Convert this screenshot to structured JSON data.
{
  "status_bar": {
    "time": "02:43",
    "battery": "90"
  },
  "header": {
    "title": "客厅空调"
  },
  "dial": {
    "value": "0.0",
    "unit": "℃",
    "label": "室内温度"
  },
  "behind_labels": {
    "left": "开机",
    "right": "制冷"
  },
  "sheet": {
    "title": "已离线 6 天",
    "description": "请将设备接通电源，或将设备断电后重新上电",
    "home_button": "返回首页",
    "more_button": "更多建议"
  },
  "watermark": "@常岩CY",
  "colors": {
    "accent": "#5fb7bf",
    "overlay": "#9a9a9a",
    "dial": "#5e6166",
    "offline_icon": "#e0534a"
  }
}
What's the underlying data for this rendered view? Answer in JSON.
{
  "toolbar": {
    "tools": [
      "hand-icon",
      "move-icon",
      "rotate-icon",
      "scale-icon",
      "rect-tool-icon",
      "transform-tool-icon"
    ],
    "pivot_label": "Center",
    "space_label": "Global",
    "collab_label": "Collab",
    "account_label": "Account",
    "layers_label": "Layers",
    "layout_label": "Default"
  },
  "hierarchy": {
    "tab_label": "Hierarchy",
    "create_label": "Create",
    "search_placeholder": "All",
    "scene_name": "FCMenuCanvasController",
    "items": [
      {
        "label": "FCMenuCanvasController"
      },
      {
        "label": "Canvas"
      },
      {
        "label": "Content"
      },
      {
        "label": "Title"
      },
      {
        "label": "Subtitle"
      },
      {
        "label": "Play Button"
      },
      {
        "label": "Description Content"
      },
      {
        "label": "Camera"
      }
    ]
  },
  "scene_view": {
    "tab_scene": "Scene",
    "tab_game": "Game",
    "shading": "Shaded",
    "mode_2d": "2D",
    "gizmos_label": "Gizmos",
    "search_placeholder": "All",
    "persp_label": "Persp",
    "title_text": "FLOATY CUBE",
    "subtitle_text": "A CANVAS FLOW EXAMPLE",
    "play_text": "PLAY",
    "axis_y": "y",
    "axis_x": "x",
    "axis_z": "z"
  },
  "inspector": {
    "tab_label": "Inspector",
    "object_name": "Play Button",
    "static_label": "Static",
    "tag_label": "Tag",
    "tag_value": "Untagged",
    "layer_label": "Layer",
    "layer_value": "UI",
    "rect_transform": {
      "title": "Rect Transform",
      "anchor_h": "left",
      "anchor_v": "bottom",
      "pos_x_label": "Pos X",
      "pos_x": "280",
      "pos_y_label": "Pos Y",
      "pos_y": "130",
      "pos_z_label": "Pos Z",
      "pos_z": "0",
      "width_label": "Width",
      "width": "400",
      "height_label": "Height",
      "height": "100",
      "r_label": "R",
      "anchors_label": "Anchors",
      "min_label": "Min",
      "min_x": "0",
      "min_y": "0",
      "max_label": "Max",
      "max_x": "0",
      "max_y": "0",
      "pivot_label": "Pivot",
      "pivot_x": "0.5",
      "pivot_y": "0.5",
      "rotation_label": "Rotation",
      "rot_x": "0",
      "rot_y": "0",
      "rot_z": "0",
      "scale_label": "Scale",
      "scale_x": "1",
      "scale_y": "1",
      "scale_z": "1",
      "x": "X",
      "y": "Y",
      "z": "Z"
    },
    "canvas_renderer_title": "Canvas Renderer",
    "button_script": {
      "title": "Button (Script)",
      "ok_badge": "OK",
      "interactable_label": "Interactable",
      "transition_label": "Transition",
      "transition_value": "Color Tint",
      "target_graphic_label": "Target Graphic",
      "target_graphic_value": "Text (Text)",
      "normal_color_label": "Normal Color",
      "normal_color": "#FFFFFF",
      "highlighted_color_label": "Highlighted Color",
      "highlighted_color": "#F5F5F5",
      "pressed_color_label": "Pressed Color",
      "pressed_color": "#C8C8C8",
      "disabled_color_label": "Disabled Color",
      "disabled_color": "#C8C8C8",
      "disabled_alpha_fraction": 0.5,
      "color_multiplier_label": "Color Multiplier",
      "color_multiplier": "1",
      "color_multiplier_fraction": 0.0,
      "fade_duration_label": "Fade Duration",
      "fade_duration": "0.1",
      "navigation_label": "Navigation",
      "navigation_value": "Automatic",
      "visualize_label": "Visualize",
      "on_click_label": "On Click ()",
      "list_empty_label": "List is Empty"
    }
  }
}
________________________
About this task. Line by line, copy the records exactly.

Final answer.
Convert this screenshot to structured JSON data.
{
  "status_bar": {
    "time": "02:43",
    "battery": "90"
  },
  "header": {
    "title": "客厅空调"
  },
  "dial": {
    "value": "0.0",
    "unit": "℃",
    "label": "室内温度"
  },
  "behind_labels": {
    "left": "开机",
    "right": "制冷"
  },
  "sheet": {
    "title": "已离线 6 天",
    "description": "请将设备接通电源，或将设备断电后重新上电",
    "home_button": "返回首页",
    "more_button": "更多建议"
  },
  "watermark": "@常岩CY",
  "colors": {
    "accent": "#5fb7bf",
    "overlay": "#9a9a9a",
    "dial": "#5e6166",
    "offline_icon": "#e0534a"
  }
}
What's the underlying data for this rendered view? Answer in JSON.
{
  "toolbar": {
    "tools": [
      "hand-icon",
      "move-icon",
      "rotate-icon",
      "scale-icon",
      "rect-tool-icon",
      "transform-tool-icon"
    ],
    "pivot_label": "Center",
    "space_label": "Global",
    "collab_label": "Collab",
    "account_label": "Account",
    "layers_label": "Layers",
    "layout_label": "Default"
  },
  "hierarchy": {
    "tab_label": "Hierarchy",
    "create_label": "Create",
    "search_placeholder": "All",
    "scene_name": "FCMenuCanvasController",
    "items": [
      {
        "label": "FCMenuCanvasController"
      },
      {
        "label": "Canvas"
      },
      {
        "label": "Content"
      },
      {
        "label": "Title"
      },
      {
        "label": "Subtitle"
      },
      {
        "label": "Play Button"
      },
      {
        "label": "Description Content"
      },
      {
        "label": "Camera"
      }
    ]
  },
  "scene_view": {
    "tab_scene": "Scene",
    "tab_game": "Game",
    "shading": "Shaded",
    "mode_2d": "2D",
    "gizmos_label": "Gizmos",
    "search_placeholder": "All",
    "persp_label": "Persp",
    "title_text": "FLOATY CUBE",
    "subtitle_text": "A CANVAS FLOW EXAMPLE",
    "play_text": "PLAY",
    "axis_y": "y",
    "axis_x": "x",
    "axis_z": "z"
  },
  "inspector": {
    "tab_label": "Inspector",
    "object_name": "Play Button",
    "static_label": "Static",
    "tag_label": "Tag",
    "tag_value": "Untagged",
    "layer_label": "Layer",
    "layer_value": "UI",
    "rect_transform": {
      "title": "Rect Transform",
      "anchor_h": "left",
      "anchor_v": "bottom",
      "pos_x_label": "Pos X",
      "pos_x": "280",
      "pos_y_label": "Pos Y",
      "pos_y": "130",
      "pos_z_label": "Pos Z",
      "pos_z": "0",
      "width_label": "Width",
      "width": "400",
      "height_label": "Height",
      "height": "100",
      "r_label": "R",
      "anchors_label": "Anchors",
      "min_label": "Min",
      "min_x": "0",
      "min_y": "0",
      "max_label": "Max",
      "max_x": "0",
      "max_y": "0",
      "pivot_label": "Pivot",
      "pivot_x": "0.5",
      "pivot_y": "0.5",
      "rotation_label": "Rotation",
      "rot_x": "0",
      "rot_y": "0",
      "rot_z": "0",
      "scale_label": "Scale",
      "scale_x": "1",
      "scale_y": "1",
      "scale_z": "1",
      "x": "X",
      "y": "Y",
      "z": "Z"
    },
    "canvas_renderer_title": "Canvas Renderer",
    "button_script": {
      "title": "Button (Script)",
      "ok_badge": "OK",
      "interactable_label": "Interactable",
      "transition_label": "Transition",
      "transition_value": "Color Tint",
      "target_graphic_label": "Target Graphic",
      "target_graphic_value": "Text (Text)",
      "normal_color_label": "Normal Color",
      "normal_color": "#FFFFFF",
      "highlighted_color_label": "Highlighted Color",
      "highlighted_color": "#F5F5F5",
      "pressed_color_label": "Pressed Color",
      "pressed_color": "#C8C8C8",
      "disabled_color_label": "Disabled Color",
      "disabled_color": "#C8C8C8",
      "disabled_alpha_fraction": 0.5,
      "color_multiplier_label": "Color Multiplier",
      "color_multiplier": "1",
      "color_multiplier_fraction": 0.0,
      "fade_duration_label": "Fade Duration",
      "fade_duration": "0.1",
      "navigation_label": "Navigation",
      "navigation_value": "Automatic",
      "visualize_label": "Visualize",
      "on_click_label": "On Click ()",
      "list_empty_label": "List is Empty"
    }
  }
}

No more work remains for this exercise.